The video below is a lesson in history and how fragile democracy can be. Alex Gendler and Anthony Hazard lesson were animated by Uncle Ginger for Ted ED, and as the video progresses creates some uncanny parallels to this election cycle in America. The video itself is wonderfully animated and illustrated. The look keeps the viewer engaged as the narrator explains how Hitler came to power in Germany, and the events following the end of the First World War that helped to propel his rise in power. It is a quick overview that manages to summarize the history into a quick and digestible lesson. I’ll let you draw your own conclusions about the parallels to this year’s elections and the candidates running.
Anyone who works in graphic design, broadcast, video or advertising, knows that time is usually pretty tight when it comes to getting work done. Deadlines are always shifting, last minute jobs are dropped in your lap and due by the end of the day. I’m not griping, I’m just saying, and that is why I am always on the lookout for content that I can use when I am in a jam and don’t have time to create it from scratch. Take the video below from Peter Quinn. It is the promo for his latest release, PQ Mo-Bits, a collection of “obvious, everyday icons that a motion designer needs to keep handy.” This guy does great work and trust me there are some of these that I can use on a regular basis. I’m not being lazy, I’m being thrifty because I don’t always have the luxury of time to create something this good.
Once again student work that is blowing my mind with high-quality production values, attention to detail, story craft, and animation skills. The video below was put together by a team of 44 students at Media Design School. The students crafted 30 CG animals and blended them with live action footage to create a short black comedy inspired by the work of Edward Gorey. This really is a fantastic little short, and it truly shows just how far design, animation, film making, and illustration have come in the last 10 years. When I look back on the student animations and films that were being produced when I was in school, this makes them look positively horrible in terms of quality. Then again when I was in art school, a Mac II was about the most powerful computer you could find.

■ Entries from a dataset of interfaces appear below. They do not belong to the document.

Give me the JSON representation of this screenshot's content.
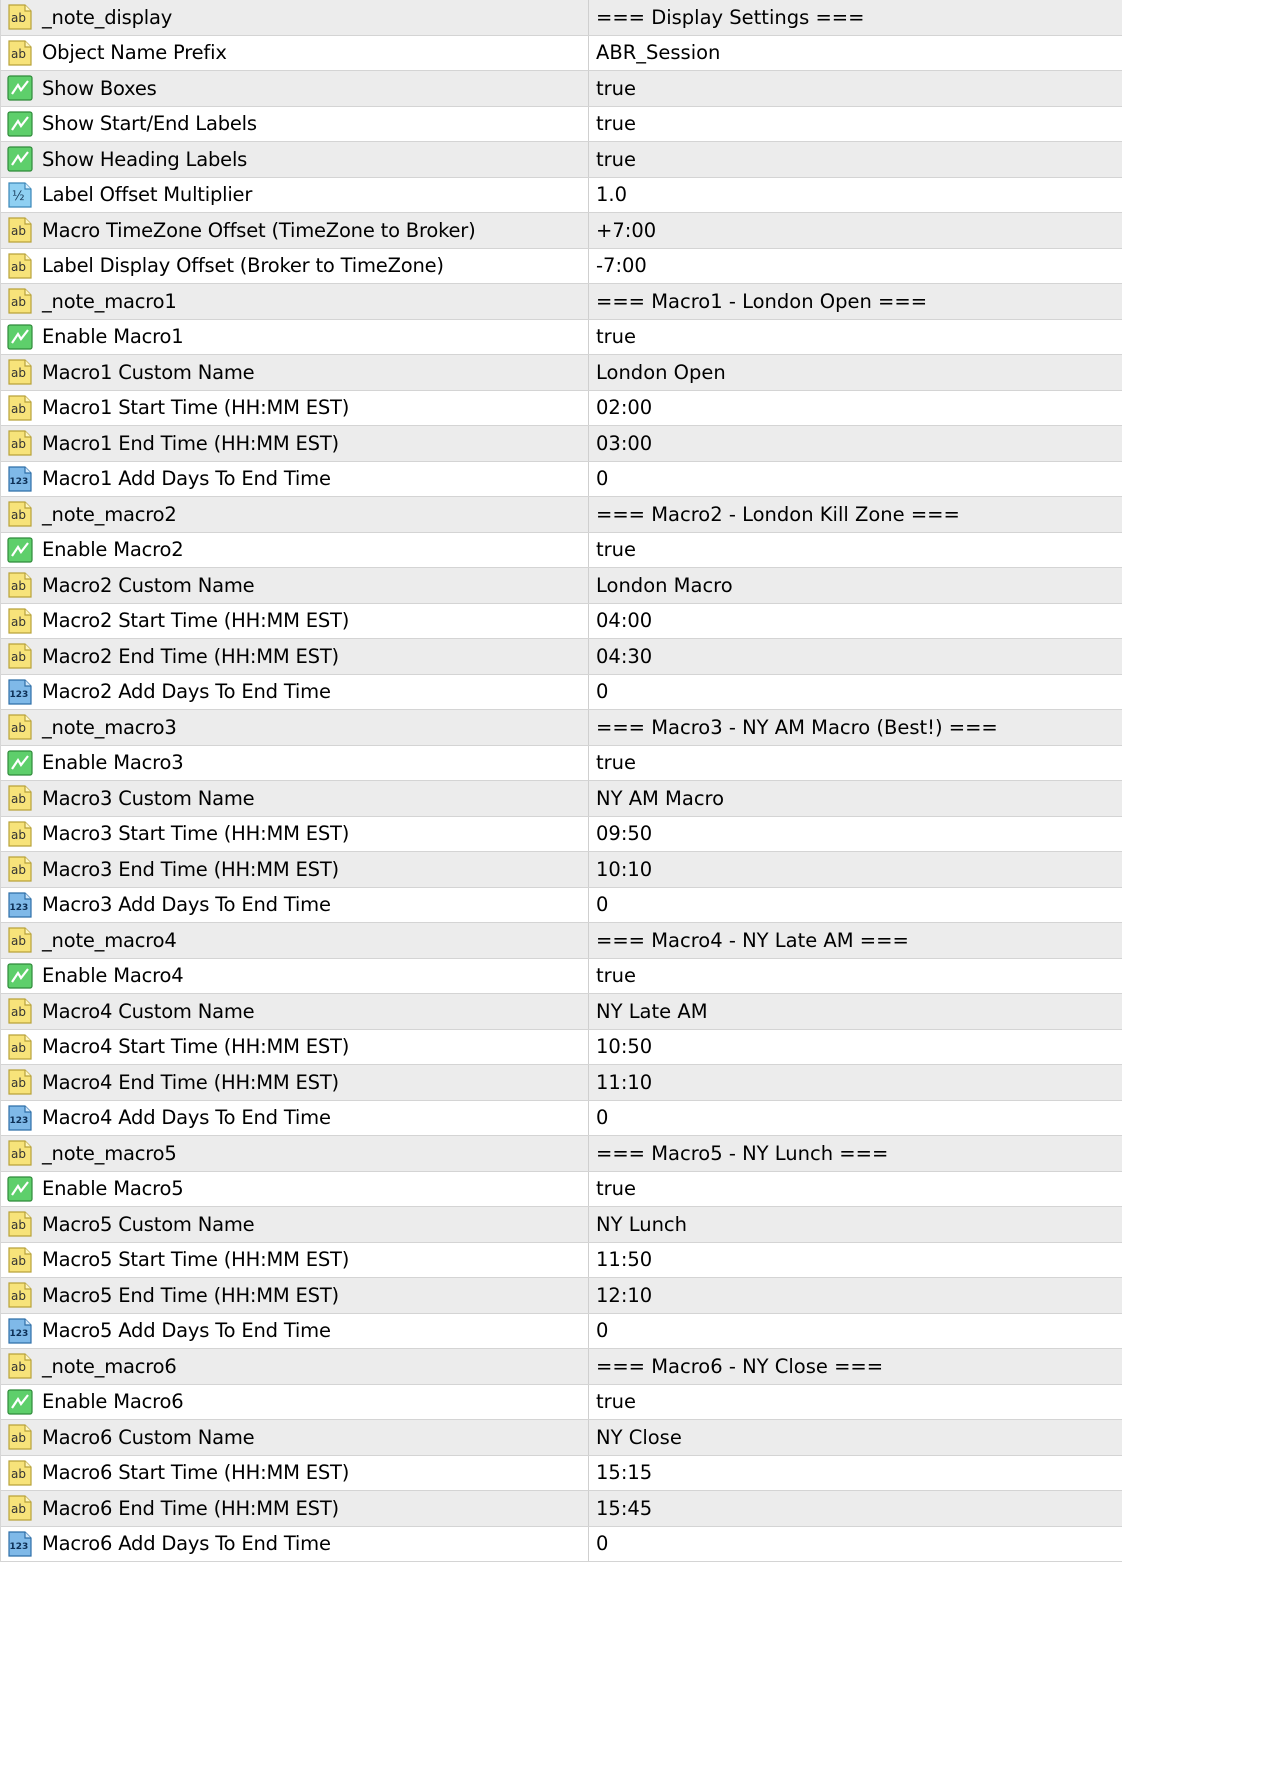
{
  "rows": [
    {
      "type": "string",
      "name": "_note_display",
      "value": "=== Display Settings ==="
    },
    {
      "type": "string",
      "name": "Object Name Prefix",
      "value": "ABR_Session"
    },
    {
      "type": "bool",
      "name": "Show Boxes",
      "value": "true"
    },
    {
      "type": "bool",
      "name": "Show Start/End Labels",
      "value": "true"
    },
    {
      "type": "bool",
      "name": "Show Heading Labels",
      "value": "true"
    },
    {
      "type": "double",
      "name": "Label Offset Multiplier",
      "value": "1.0"
    },
    {
      "type": "string",
      "name": "Macro TimeZone Offset (TimeZone to Broker)",
      "value": "+7:00"
    },
    {
      "type": "string",
      "name": "Label Display Offset (Broker to TimeZone)",
      "value": "-7:00"
    },
    {
      "type": "string",
      "name": "_note_macro1",
      "value": "=== Macro1 - London Open ==="
    },
    {
      "type": "bool",
      "name": "Enable Macro1",
      "value": "true"
    },
    {
      "type": "string",
      "name": "Macro1 Custom Name",
      "value": "London Open"
    },
    {
      "type": "string",
      "name": "Macro1 Start Time (HH:MM EST)",
      "value": "02:00"
    },
    {
      "type": "string",
      "name": "Macro1 End Time (HH:MM EST)",
      "value": "03:00"
    },
    {
      "type": "int",
      "name": "Macro1 Add Days To End Time",
      "value": "0"
    },
    {
      "type": "string",
      "name": "_note_macro2",
      "value": "=== Macro2 - London Kill Zone ==="
    },
    {
      "type": "bool",
      "name": "Enable Macro2",
      "value": "true"
    },
    {
      "type": "string",
      "name": "Macro2 Custom Name",
      "value": "London Macro"
    },
    {
      "type": "string",
      "name": "Macro2 Start Time (HH:MM EST)",
      "value": "04:00"
    },
    {
      "type": "string",
      "name": "Macro2 End Time (HH:MM EST)",
      "value": "04:30"
    },
    {
      "type": "int",
      "name": "Macro2 Add Days To End Time",
      "value": "0"
    },
    {
      "type": "string",
      "name": "_note_macro3",
      "value": "=== Macro3 - NY AM Macro (Best!) ==="
    },
    {
      "type": "bool",
      "name": "Enable Macro3",
      "value": "true"
    },
    {
      "type": "string",
      "name": "Macro3 Custom Name",
      "value": "NY AM Macro"
    },
    {
      "type": "string",
      "name": "Macro3 Start Time (HH:MM EST)",
      "value": "09:50"
    },
    {
      "type": "string",
      "name": "Macro3 End Time (HH:MM EST)",
      "value": "10:10"
    },
    {
      "type": "int",
      "name": "Macro3 Add Days To End Time",
      "value": "0"
    },
    {
      "type": "string",
      "name": "_note_macro4",
      "value": "=== Macro4 - NY Late AM ==="
    },
    {
      "type": "bool",
      "name": "Enable Macro4",
      "value": "true"
    },
    {
      "type": "string",
      "name": "Macro4 Custom Name",
      "value": "NY Late AM"
    },
    {
      "type": "string",
      "name": "Macro4 Start Time (HH:MM EST)",
      "value": "10:50"
    },
    {
      "type": "string",
      "name": "Macro4 End Time (HH:MM EST)",
      "value": "11:10"
    },
    {
      "type": "int",
      "name": "Macro4 Add Days To End Time",
      "value": "0"
    },
    {
      "type": "string",
      "name": "_note_macro5",
      "value": "=== Macro5 - NY Lunch ==="
    },
    {
      "type": "bool",
      "name": "Enable Macro5",
      "value": "true"
    },
    {
      "type": "string",
      "name": "Macro5 Custom Name",
      "value": "NY Lunch"
    },
    {
      "type": "string",
      "name": "Macro5 Start Time (HH:MM EST)",
      "value": "11:50"
    },
    {
      "type": "string",
      "name": "Macro5 End Time (HH:MM EST)",
      "value": "12:10"
    },
    {
      "type": "int",
      "name": "Macro5 Add Days To End Time",
      "value": "0"
    },
    {
      "type": "string",
      "name": "_note_macro6",
      "value": "=== Macro6 - NY Close ==="
    },
    {
      "type": "bool",
      "name": "Enable Macro6",
      "value": "true"
    },
    {
      "type": "string",
      "name": "Macro6 Custom Name",
      "value": "NY Close"
    },
    {
      "type": "string",
      "name": "Macro6 Start Time (HH:MM EST)",
      "value": "15:15"
    },
    {
      "type": "string",
      "name": "Macro6 End Time (HH:MM EST)",
      "value": "15:45"
    },
    {
      "type": "int",
      "name": "Macro6 Add Days To End Time",
      "value": "0"
    }
  ],
  "icons": {
    "string": "string-ab-icon",
    "bool": "bool-toggle-icon",
    "double": "double-half-icon",
    "int": "int-123-icon"
  },
  "icon_text": {
    "string": "ab",
    "double": "½",
    "int": "123"
  }
}
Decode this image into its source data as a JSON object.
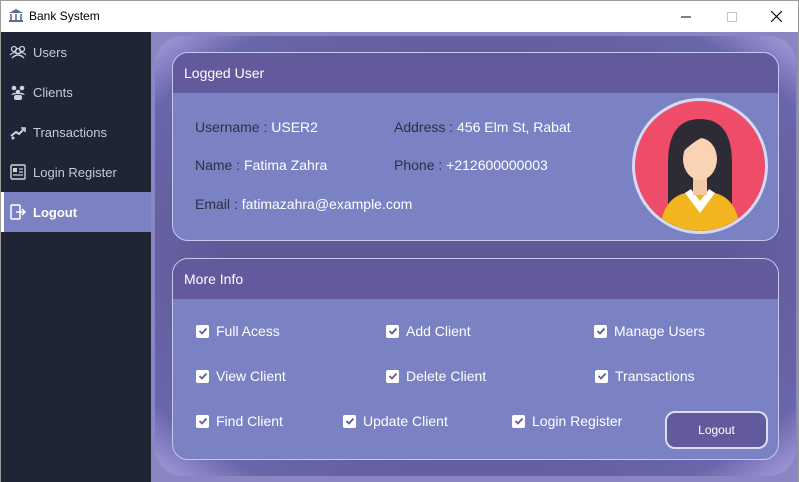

OK maybe it’s just me, but the narration on this exquisitely animated piece by French motion designer and director Cyrille Smaha just ruins the visual. It sounds like some jacked up auto tune rendition. There is no punctuation, no timing, no cadence, no flow. Everything is delivered at the exact same tempo which creates an auditory tension that completely takes away from the collage of visuals that are really quite striking in form, and movement. Watch this with the sound off first. I say off first because once you hear it, the voice over will be stuck in your head. Just watch the animation and take it in, now turn on the volume, and give it a second go. It’s jolting, and disconcerting how the audio juxtaposes itself against the visual. this might have been the intent for artistic director Roxane Lagache but it seems to break the overall experience. If you watch it a third time, pause the playback and read out loud the words on screen as you would if you were speaking them with punctuation, and normal inflection. That will make it even more apparent that the voice over is simply not working. It seems completely out of place for the Chanel brand and product line.